Parents in Recovery

According to the US Department of Health and Human Services, more than eight million American children live with at least one parent who was addicted to alcohol or another drug during the past year. These children face an increased risk of maltreatment. One study, for example, showed that children of parents with chemical addiction are nearly three times more likely to be abused and more than four times more likely to be neglected than children of parents who do not abuse substances. 

Because addiction affects how families live and function, children are bound to be impacted when parents use drugs or alcohol. Addiction, by impairing parents’ judgment and priorities, often influences how parents discipline their children and how much consistency and supervision they provide. The time and money parents spend on getting or on using drugs or alcohol often means they don’t have the resources to meet their children’s basic needs. 

Studies show that abused and neglected children from families affected by substance abuse are more likely to be placed in foster care and to remain there longer than maltreated children from families not affected by substance abuse. Federal laws (the Adoption and Safe Families Act) requiring parents to quickly remedy the issues that led to the placement are especially difficult for those with addiction, and the burden on the child welfare system is enormous. 

While addiction is chronic, progressive and incurable, it is very treatable. In addition to stopping the use of the drug or alcohol, the process of recovery involves changing lifestyle, learning new ways to cope with stress and emotions, and taking responsibility for one’s behavior and actions. Success rates for treatment of addictions are similar to other chronic conditions such as heart disease and diabetes. People can, and do, recover from addiction and successfully resume their parenting responsibilities. 

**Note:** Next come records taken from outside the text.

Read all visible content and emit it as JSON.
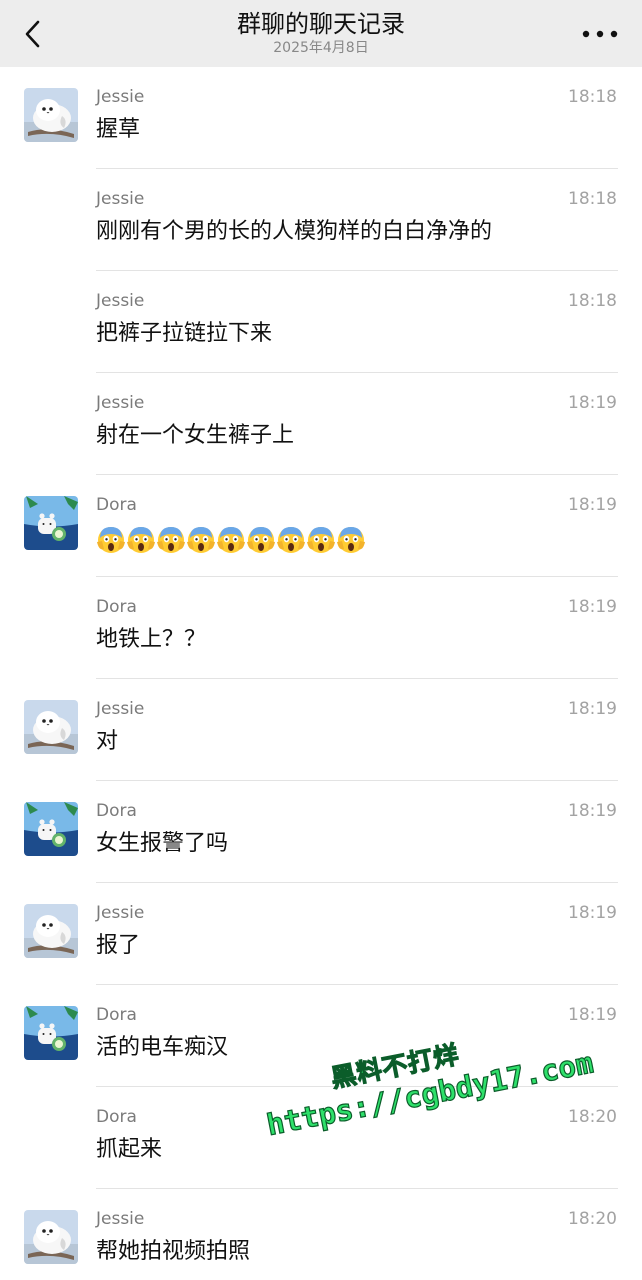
{
  "header": {
    "title": "群聊的聊天记录",
    "subtitle": "2025年4月8日"
  },
  "icons": {
    "back": "chevron-left-icon",
    "more": "more-dots-icon",
    "avatar_jessie": "white-bird-avatar",
    "avatar_dora": "cat-beach-avatar",
    "emoji": "screaming-face-emoji"
  },
  "colors": {
    "nav_bg": "#ededed",
    "sender": "#7b7b7b",
    "time": "#a3a3a3",
    "watermark": "#2ee06a"
  },
  "messages": [
    {
      "sender": "Jessie",
      "time": "18:18",
      "text": "握草",
      "avatar": "jessie",
      "emoji_count": 0
    },
    {
      "sender": "Jessie",
      "time": "18:18",
      "text": "刚刚有个男的长的人模狗样的白白净净的",
      "avatar": "",
      "emoji_count": 0
    },
    {
      "sender": "Jessie",
      "time": "18:18",
      "text": "把裤子拉链拉下来",
      "avatar": "",
      "emoji_count": 0
    },
    {
      "sender": "Jessie",
      "time": "18:19",
      "text": "射在一个女生裤子上",
      "avatar": "",
      "emoji_count": 0
    },
    {
      "sender": "Dora",
      "time": "18:19",
      "text": "",
      "avatar": "dora",
      "emoji_count": 9
    },
    {
      "sender": "Dora",
      "time": "18:19",
      "text": "地铁上？？",
      "avatar": "",
      "emoji_count": 0
    },
    {
      "sender": "Jessie",
      "time": "18:19",
      "text": "对",
      "avatar": "jessie",
      "emoji_count": 0
    },
    {
      "sender": "Dora",
      "time": "18:19",
      "text": "女生报警了吗",
      "avatar": "dora",
      "emoji_count": 0
    },
    {
      "sender": "Jessie",
      "time": "18:19",
      "text": "报了",
      "avatar": "jessie",
      "emoji_count": 0
    },
    {
      "sender": "Dora",
      "time": "18:19",
      "text": "活的电车痴汉",
      "avatar": "dora",
      "emoji_count": 0
    },
    {
      "sender": "Dora",
      "time": "18:20",
      "text": "抓起来",
      "avatar": "",
      "emoji_count": 0
    },
    {
      "sender": "Jessie",
      "time": "18:20",
      "text": "帮她拍视频拍照",
      "avatar": "jessie",
      "emoji_count": 0
    }
  ],
  "watermark": {
    "line1": "黑料不打烊",
    "line2": "https://cgbdy17.com"
  }
}
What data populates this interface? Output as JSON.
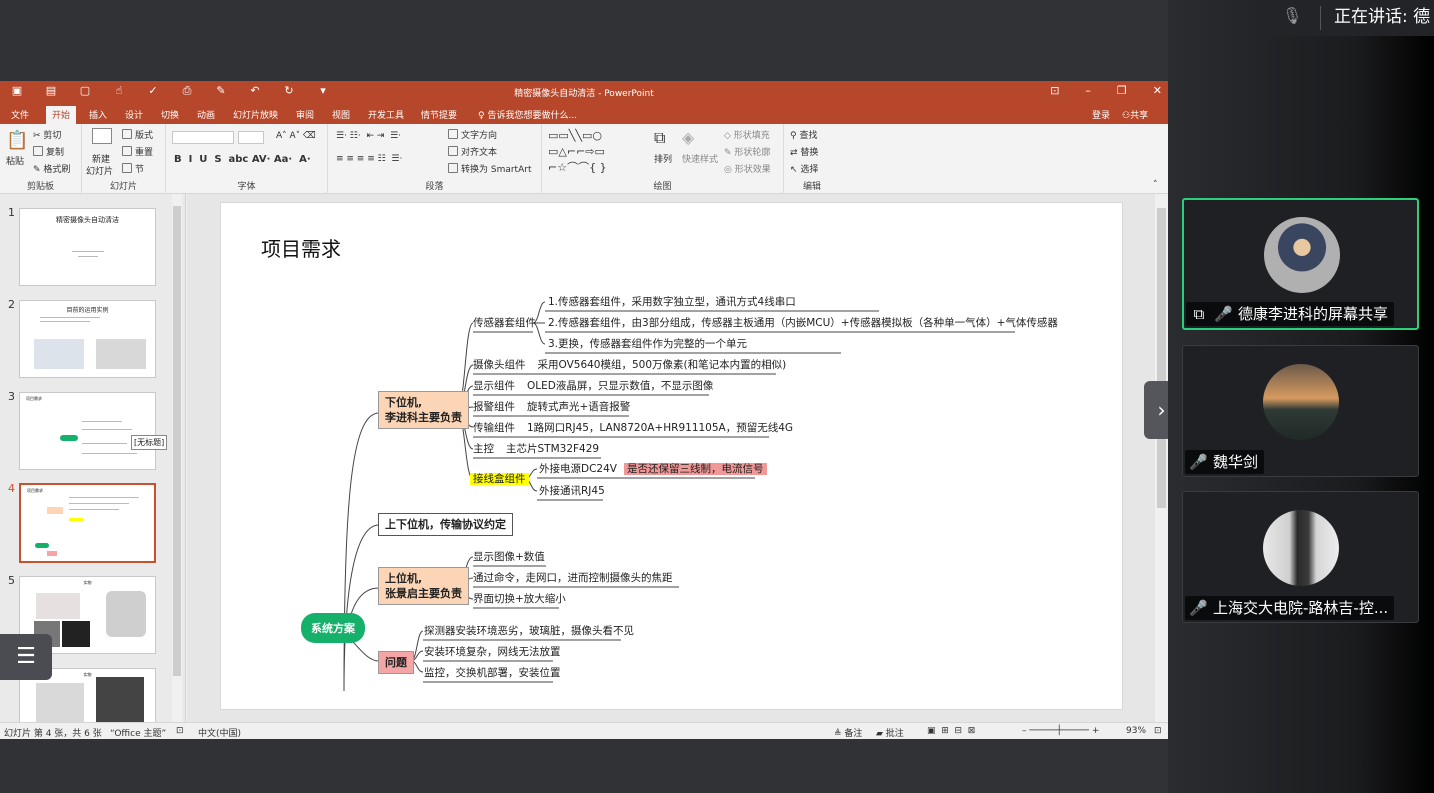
{
  "ppt": {
    "doc_title": "精密摄像头自动清洁 - PowerPoint",
    "tabs": [
      "文件",
      "开始",
      "插入",
      "设计",
      "切换",
      "动画",
      "幻灯片放映",
      "审阅",
      "视图",
      "开发工具",
      "情节提要"
    ],
    "tell_me": "告诉我您想要做什么...",
    "login": "登录",
    "share": "共享",
    "ribbon": {
      "clipboard": {
        "paste": "粘贴",
        "cut": "剪切",
        "copy": "复制",
        "format_painter": "格式刷",
        "label": "剪贴板"
      },
      "slides": {
        "new_slide": "新建",
        "new_slide2": "幻灯片",
        "layout": "版式",
        "reset": "重置",
        "section": "节",
        "label": "幻灯片"
      },
      "font": {
        "label": "字体"
      },
      "paragraph": {
        "text_direction": "文字方向",
        "align_text": "对齐文本",
        "smartart": "转换为 SmartArt",
        "label": "段落"
      },
      "drawing": {
        "arrange": "排列",
        "quick_styles": "快速样式",
        "shape_fill": "形状填充",
        "shape_outline": "形状轮廓",
        "shape_effects": "形状效果",
        "label": "绘图"
      },
      "editing": {
        "find": "查找",
        "replace": "替换",
        "select": "选择",
        "label": "编辑"
      }
    },
    "thumbnails": [
      {
        "num": "1",
        "title": "精密摄像头自动清洁"
      },
      {
        "num": "2",
        "title": "目前的运用实例"
      },
      {
        "num": "3",
        "title": "项目需求"
      },
      {
        "num": "4",
        "title": "项目需求"
      },
      {
        "num": "5",
        "title": "实物"
      },
      {
        "num": "6",
        "title": "实物"
      }
    ],
    "tooltip": "[无标题]",
    "status": {
      "slide_info": "幻灯片 第 4 张，共 6 张",
      "theme": "“Office 主题”",
      "lang": "中文(中国)",
      "notes": "备注",
      "comments": "批注",
      "zoom": "93%"
    },
    "slide": {
      "title": "项目需求",
      "root": "系统方案",
      "lower": {
        "label_1": "下位机,",
        "label_2": "李进科主要负责",
        "sensor": "传感器套组件",
        "sensor_items": [
          "1.传感器套组件，采用数字独立型，通讯方式4线串口",
          "2.传感器套组件，由3部分组成，传感器主板通用（内嵌MCU）+传感器模拟板（各种单一气体）+气体传感器",
          "3.更换，传感器套组件作为完整的一个单元"
        ],
        "camera": "摄像头组件",
        "camera_desc": "采用OV5640模组，500万像素(和笔记本内置的相似)",
        "display": "显示组件",
        "display_desc": "OLED液晶屏，只显示数值，不显示图像",
        "alarm": "报警组件",
        "alarm_desc": "旋转式声光+语音报警",
        "transfer": "传输组件",
        "transfer_desc": "1路网口RJ45，LAN8720A+HR911105A，预留无线4G",
        "mcu": "主控",
        "mcu_desc": "主芯片STM32F429",
        "junction": "接线盒组件",
        "junction_items": [
          "外接电源DC24V",
          "外接通讯RJ45"
        ],
        "junction_note": "是否还保留三线制，电流信号"
      },
      "protocol": "上下位机，传输协议约定",
      "upper": {
        "label_1": "上位机,",
        "label_2": "张景启主要负责",
        "items": [
          "显示图像+数值",
          "通过命令，走网口，进而控制摄像头的焦距",
          "界面切换+放大缩小"
        ]
      },
      "problem": {
        "label": "问题",
        "items": [
          "探测器安装环境恶劣，玻璃脏，摄像头看不见",
          "安装环境复杂，网线无法放置",
          "监控，交换机部署，安装位置"
        ]
      }
    }
  },
  "meeting": {
    "speaking_label": "正在讲话: 德",
    "participants": [
      {
        "name": "德康李进科的屏幕共享",
        "mic": "on"
      },
      {
        "name": "魏华剑",
        "mic": "muted"
      },
      {
        "name": "上海交大电院-路林吉-控...",
        "mic": "on"
      }
    ]
  }
}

Understanding that the connection between substance abuse and child maltreatment is important, Pennsylvania Family Support Alliance (PFSA) published a pamphlet in 2007, “Parenting One Day at a Time,” targeted to parents in recovery. It provides tips for applying the concepts of 12-step programs (such as AA or NA) to parenting. This publication has been distributed to thousands of parents across the state and is often used in treatment facilities and counseling programs. Download the publication now.

Last year, PFSA published a more comprehensive resource for parents in recovery, “Recovering Families,” a parenting curriculum that specifically addresses the needs of recovering parents. Our goal is to help parents with a history of chemical addiction understand how their drug or alcohol use has impacted their children and how they can move forward in recovery while nurturing and supporting their children. 

For many parents trying to stay clean and sober, the hardest part of recovery may be facing up to the effects of drug or alcohol use on the family. PFSA staff worked closely with parents in recovery and professionals in the field of chemical addiction to create an easy-to-read, practical workbook that can be used in both group and individual settings. Topics in “Recovering Families” include: the effects of parental drug use on children, how to talk with children about addiction and recovery, and how to balance the demands of recovery with the needs of children.  View sample pages here.  

“Recovering Families” has been enthusiastically received. The publication was reviewed in the Summer 2011 issue of the National Council on Family Relations publication “Network.” NCFR is the oldest, multi-disciplinary non-partisan professional organization focused solely on family research, practice and education, with over 3,400 members in 35 countries and all 50 U.S. states. Read the review of “Recovering Families” here.

To find out more about “Recovering Families” and how to order workbooks, click here.  You may also contact PFSA at 717-238-0937 or


September is observed as Recovery Month Across the U.S.
This observance, sponsored by the US Dept. of Health and Human Services promotes the societal benefits of alcohol and drug use disorder treatment, lauds the contributions of treatment providers, and promotes the message that recovery from alcohol and drug disorders in all its forms is possible. Visit the website at:


Signs of Substance Abuse in Parents
While these problems can result from other issues as well, when you observe these signs in a child, it is important to consider whether the parent(s) are abusing drugs or alcohol.  


Talking With Your Child About Drugs  
Here are some tips for talking to your child about drugs. Read About “Talking with Your Child About Drugs”.

The Partnership for Drug-Free America offers some tips for talking to your kids if you have used drugs in the past. Read these tips here.  


Dear Friend (a look at what addiction feels like)
A powerful letter from “Addiction” to a suffering addict.